The 83-year-old Parma woman was diagnosed in 2013 with vulvar cancer, a rare form of cancer that accounts for less than 1 percent of all cancers in women. The American Cancer Society estimates that 5,150 cases will be diagnosed in the U.S. this year.
Fortunately, Lyuta lived less than one mile from one of the 16 community-based locations for UH Seidman Cancer Center. She was able to receive her diagnosis and treatment in the comfortable and convenient UH Seidman Cancer Center at University Hospitals Parma Medical Center. When the cancer returned and she required a radical bilateral vulvectomy in October 2014, she went downtown to UH Seidman Cancer Center for surgery with gynecologic oncology surgeon Kristine Zanotti, MD.
Her devoted grandson, Rostislav Lyutyy – her motivation for emigrating from Ukraine – accompanied Lyuta, who speaks no English, to nearly all of her appointments, including two months of radiation and chemotherapy treatments. The staff accommodated her need for a translator versed in medical terminology through a real-time audio and video interpreter service.
Like her children and grandchildren, Lyuta fled Lviv, Ukraine to escape religious persecution, economic stagnation and poor health care, according to her grandson, who came to the United States at the age of 5 for surgery to correct a clubfoot.
“If she had gotten cancer over there, there is no way she would have survived,” says Lyutyy, now 25. “She kept it from us for awhile, until the pain was unbearable. At least she was here with us.”
Registered nurse Carly Trainer remembers Lyuta doing a little dance in the hallway to show her spirit was strong. While she couldn’t speak directly with Lyuta, she and other staff offered a steady supply of hugs.

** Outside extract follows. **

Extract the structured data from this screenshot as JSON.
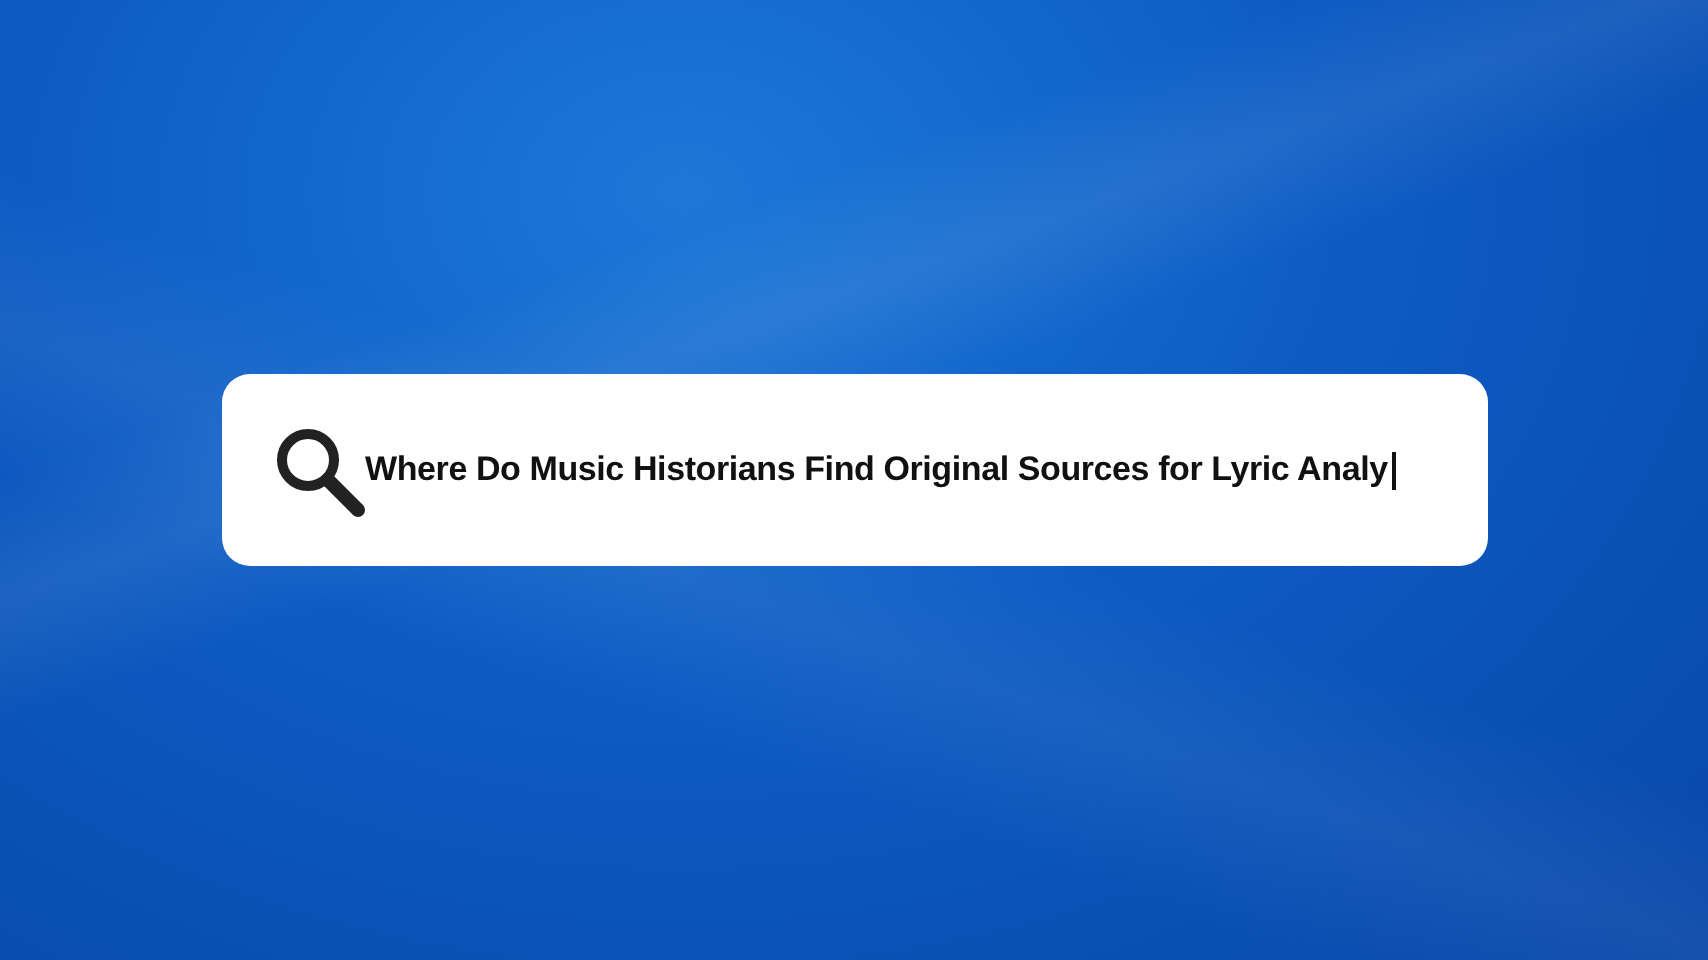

“We met a lot of great people here, not just the staff but other patients,” her grandson says. “Hugs are so important, and they understood she needed the physical contact.”
Aryavarta Kumar, MD, a radiation oncologist at UH Parma Medical Center, was pleased to see that Lyuta’s energy level and appetite have returned.
“She is doing well,” Dr. Kumar says. “She looks really good.”